Artist: Amy Denio
Label: Spoot Music
Genre: singer songwriter/no genre
Buy and listen here: https://amydenio.bandcamp.com/album/amy-denio-pandemonium
Review by Dawoud Kringle
Seattle, WA based producer, composer, improviser and singer multi-instrumentalist, Amy Denio is no stranger to those who regularly read DBDBD. Her catalog of music has ranged from her solo work, her work with Kultur Shock, Die Resonanz Stanonczi, Ama Trio, collaborations with Bill Frisell, Fred Frith, and others, and her soundtrack work.
Now, Denio has released Pandemonium, a collection of music she describes as “reflect(ing) the last 15 months in quarantine from the COVID-19 virus. They are inspired by chance encounters, sudden deaths, random thoughts, and places where I have lived in the past. I recorded many of them in a single day.”

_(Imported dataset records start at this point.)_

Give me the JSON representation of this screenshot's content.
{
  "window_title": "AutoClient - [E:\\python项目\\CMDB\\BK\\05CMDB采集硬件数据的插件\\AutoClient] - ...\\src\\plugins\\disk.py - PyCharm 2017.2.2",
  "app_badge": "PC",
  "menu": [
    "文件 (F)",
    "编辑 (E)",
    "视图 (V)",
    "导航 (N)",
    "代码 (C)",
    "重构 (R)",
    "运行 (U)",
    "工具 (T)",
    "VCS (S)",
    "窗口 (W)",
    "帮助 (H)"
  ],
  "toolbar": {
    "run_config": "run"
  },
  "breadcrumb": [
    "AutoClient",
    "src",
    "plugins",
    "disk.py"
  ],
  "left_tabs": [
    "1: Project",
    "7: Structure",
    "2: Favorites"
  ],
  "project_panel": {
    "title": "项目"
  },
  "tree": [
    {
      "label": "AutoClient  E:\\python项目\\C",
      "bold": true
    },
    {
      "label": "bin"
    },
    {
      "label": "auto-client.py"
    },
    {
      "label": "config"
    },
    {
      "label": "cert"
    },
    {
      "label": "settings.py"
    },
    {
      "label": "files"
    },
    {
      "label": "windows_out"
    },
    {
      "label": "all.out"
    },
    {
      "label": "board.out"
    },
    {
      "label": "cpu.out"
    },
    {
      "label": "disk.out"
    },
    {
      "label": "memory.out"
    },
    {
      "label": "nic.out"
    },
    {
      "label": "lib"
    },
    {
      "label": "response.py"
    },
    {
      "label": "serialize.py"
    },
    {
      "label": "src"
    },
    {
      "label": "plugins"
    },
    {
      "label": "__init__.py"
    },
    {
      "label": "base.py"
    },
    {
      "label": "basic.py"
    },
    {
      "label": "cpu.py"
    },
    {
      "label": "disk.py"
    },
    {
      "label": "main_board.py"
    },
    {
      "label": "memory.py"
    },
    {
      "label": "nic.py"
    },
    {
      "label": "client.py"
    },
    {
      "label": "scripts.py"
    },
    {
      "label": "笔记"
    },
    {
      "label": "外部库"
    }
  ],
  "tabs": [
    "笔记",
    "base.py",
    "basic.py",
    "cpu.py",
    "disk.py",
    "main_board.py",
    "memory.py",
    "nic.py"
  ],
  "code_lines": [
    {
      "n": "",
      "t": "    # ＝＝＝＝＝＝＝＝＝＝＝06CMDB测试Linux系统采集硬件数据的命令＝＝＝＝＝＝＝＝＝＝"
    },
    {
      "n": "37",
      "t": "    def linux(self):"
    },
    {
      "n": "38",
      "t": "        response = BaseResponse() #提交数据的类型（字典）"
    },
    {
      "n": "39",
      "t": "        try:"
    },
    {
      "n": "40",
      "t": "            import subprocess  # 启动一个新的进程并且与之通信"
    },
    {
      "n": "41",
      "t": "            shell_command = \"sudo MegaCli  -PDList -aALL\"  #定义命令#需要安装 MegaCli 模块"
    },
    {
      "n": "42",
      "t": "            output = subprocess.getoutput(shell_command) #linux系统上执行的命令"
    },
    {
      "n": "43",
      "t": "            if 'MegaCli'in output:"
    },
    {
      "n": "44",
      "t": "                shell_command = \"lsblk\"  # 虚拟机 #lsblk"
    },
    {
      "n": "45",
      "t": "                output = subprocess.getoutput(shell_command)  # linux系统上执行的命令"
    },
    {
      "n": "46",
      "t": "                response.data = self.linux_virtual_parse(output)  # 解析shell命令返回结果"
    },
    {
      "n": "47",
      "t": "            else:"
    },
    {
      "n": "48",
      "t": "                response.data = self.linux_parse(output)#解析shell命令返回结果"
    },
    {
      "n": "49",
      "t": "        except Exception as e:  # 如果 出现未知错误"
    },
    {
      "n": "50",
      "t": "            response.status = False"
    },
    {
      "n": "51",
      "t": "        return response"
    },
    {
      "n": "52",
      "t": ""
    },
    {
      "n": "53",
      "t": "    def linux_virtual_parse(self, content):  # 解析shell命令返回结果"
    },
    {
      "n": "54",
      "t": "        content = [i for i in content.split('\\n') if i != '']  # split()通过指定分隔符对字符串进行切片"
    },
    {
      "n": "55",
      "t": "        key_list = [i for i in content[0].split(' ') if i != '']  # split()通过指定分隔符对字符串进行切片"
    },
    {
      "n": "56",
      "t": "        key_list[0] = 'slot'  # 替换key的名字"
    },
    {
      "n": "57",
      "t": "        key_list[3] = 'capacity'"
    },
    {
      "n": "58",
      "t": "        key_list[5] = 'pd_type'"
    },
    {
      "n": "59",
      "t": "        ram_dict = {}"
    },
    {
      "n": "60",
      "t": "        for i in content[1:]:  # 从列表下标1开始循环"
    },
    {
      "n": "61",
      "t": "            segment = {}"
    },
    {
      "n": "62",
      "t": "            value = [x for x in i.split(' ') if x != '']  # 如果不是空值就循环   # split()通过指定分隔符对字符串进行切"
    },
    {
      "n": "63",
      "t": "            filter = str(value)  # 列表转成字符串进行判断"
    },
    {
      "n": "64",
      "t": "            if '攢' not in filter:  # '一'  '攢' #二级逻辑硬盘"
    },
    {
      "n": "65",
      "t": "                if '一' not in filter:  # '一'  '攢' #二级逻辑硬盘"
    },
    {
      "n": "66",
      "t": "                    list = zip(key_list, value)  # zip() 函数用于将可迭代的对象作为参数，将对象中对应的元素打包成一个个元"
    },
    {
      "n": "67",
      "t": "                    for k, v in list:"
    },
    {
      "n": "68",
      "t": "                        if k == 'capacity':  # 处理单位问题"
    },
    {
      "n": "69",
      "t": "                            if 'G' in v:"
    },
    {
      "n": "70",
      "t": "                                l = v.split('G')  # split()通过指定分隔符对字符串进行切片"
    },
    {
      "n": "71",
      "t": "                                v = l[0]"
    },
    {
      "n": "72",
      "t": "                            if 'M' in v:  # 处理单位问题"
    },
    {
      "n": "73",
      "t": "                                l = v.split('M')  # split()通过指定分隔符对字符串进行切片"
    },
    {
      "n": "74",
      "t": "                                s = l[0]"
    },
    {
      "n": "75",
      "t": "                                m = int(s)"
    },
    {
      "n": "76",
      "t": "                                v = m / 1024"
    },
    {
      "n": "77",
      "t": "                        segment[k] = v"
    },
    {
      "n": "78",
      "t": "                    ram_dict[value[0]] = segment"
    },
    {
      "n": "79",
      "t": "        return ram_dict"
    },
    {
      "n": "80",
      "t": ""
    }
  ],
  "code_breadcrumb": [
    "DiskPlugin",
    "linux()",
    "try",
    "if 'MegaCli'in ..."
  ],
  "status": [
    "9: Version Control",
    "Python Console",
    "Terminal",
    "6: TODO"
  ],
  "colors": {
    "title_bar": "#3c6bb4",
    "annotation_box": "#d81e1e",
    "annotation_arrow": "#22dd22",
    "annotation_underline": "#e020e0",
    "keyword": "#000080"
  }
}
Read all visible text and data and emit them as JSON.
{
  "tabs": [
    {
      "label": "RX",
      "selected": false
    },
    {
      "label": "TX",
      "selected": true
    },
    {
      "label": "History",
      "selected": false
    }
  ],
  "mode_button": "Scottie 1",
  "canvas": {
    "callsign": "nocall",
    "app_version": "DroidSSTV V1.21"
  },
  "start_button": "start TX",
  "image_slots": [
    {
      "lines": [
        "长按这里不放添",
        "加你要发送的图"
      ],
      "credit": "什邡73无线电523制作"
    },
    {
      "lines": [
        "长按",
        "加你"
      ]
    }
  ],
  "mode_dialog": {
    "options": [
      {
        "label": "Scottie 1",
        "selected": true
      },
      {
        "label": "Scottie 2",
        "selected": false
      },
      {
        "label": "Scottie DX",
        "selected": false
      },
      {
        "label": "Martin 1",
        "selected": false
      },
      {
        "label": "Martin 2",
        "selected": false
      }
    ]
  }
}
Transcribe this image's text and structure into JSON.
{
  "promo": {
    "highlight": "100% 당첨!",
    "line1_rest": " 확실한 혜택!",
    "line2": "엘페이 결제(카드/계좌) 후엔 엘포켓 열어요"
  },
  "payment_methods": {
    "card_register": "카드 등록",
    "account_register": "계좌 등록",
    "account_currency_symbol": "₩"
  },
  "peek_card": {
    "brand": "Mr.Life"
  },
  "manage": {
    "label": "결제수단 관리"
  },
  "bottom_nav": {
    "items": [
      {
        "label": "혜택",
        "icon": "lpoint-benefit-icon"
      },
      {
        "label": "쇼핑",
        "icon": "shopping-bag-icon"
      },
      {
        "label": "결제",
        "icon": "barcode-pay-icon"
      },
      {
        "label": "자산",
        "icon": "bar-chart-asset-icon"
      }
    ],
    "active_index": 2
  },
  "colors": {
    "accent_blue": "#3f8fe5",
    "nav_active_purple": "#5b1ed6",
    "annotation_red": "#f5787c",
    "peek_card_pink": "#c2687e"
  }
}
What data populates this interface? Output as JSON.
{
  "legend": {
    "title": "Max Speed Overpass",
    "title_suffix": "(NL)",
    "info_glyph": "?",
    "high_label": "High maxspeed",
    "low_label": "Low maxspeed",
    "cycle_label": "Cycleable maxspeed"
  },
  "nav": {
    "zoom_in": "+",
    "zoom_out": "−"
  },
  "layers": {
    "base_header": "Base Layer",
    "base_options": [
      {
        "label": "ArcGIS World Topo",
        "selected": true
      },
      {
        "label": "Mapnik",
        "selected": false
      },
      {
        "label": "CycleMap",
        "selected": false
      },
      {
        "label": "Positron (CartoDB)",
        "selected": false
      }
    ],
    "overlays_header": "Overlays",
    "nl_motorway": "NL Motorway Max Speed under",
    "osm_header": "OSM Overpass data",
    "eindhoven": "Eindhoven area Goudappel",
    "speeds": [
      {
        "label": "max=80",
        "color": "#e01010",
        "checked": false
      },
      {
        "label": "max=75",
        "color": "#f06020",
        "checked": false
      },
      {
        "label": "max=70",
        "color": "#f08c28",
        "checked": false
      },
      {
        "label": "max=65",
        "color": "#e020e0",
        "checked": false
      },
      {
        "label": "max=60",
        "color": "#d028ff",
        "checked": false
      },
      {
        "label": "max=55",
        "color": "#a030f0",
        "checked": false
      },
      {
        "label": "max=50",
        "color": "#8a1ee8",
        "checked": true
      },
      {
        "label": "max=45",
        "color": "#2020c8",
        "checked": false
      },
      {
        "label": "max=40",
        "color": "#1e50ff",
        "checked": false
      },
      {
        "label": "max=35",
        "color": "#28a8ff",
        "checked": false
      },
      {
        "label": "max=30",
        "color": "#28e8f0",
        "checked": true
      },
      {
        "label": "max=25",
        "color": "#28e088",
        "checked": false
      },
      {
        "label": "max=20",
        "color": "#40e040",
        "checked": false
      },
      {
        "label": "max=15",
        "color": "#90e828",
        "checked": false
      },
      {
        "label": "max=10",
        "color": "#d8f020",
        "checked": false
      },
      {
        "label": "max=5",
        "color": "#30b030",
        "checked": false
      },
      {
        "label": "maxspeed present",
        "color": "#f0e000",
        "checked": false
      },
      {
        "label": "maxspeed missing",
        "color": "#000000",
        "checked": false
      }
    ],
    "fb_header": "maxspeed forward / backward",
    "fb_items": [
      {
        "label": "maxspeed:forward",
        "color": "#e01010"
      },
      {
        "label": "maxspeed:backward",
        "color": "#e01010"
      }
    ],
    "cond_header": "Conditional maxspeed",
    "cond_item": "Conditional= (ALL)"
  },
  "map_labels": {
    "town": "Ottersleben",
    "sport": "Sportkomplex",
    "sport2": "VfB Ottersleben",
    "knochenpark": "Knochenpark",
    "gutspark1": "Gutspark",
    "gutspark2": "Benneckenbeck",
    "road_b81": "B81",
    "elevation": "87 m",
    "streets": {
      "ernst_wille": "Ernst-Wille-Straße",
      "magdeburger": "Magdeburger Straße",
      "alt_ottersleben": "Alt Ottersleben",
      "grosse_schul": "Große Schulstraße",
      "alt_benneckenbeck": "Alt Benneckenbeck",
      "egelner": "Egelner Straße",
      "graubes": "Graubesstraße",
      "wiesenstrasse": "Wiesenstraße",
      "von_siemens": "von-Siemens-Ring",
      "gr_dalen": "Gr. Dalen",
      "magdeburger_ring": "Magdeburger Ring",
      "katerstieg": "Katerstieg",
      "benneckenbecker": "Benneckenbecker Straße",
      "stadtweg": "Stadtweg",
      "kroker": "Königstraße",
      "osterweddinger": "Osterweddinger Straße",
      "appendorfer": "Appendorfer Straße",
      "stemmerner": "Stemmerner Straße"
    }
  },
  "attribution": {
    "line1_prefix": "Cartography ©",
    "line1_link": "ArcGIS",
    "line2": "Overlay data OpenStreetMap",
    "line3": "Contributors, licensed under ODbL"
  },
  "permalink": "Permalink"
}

Joined by Nonda Trimis (surdo, pandeiro, tamburim), Jon Paul Pachenker (fish on “Trieste”), Gokotta (algorithm creating drums and bass, violin), Chris CD Littlefield (flugelhorn, trumpet, trombone, bass trombone on “Washington State”), and Gino Jevdjevic (trash percussion sounds). Matty Noble co-composed the piece “Snoozed Past Gokotta.” Denio sang, and played accordion, Bb clarinet, alto sax, electric guitar, 12-string guitar, electric bass, American tourister briefcase (evidently played as a percussion instrument), and baglamadita (“upcycled by Domenikos Visser”).
The album opens with “All the Kingsmen.” A rolling, lilting acoustic guitar figure paves the way for some imaginative horn harmonies and counterpoint melodies. Denio’s soft soprano rises above this in a way that harkens to the days of Joni Mitchell and Renaissance.
The opening track does nothing to suggest the jazzy, bluesy, and Dark-Side-Of-King-Crimson mood evoked by “Detroit.” This is an instrumental that paints a gloomy picture of the once great American city.
The next surprise was “Dublin.” Here, Denio begins with an Irish drinking song, and morphs it into a dazzling display of colorful harmonies.
Throughout the album, Denio takes the listener on a stylistic adventure. No two tracks are the same; there is no one definite genre that can be defined here. The listener is treated to multi-tiered acapella (Northampton), a no-man’s-land between jazz and,,, something else (Mumbai), psychedelic rock (“Convergency Vortex”), forays into Brian Eno-ish ambience (“Washington State”), and other genre defying musical statements. Yet, as diverse as this music is, the entire collection works beautifully together as a coherent whole. Denio’s skills as a composer, arranger, and performer are astonishing.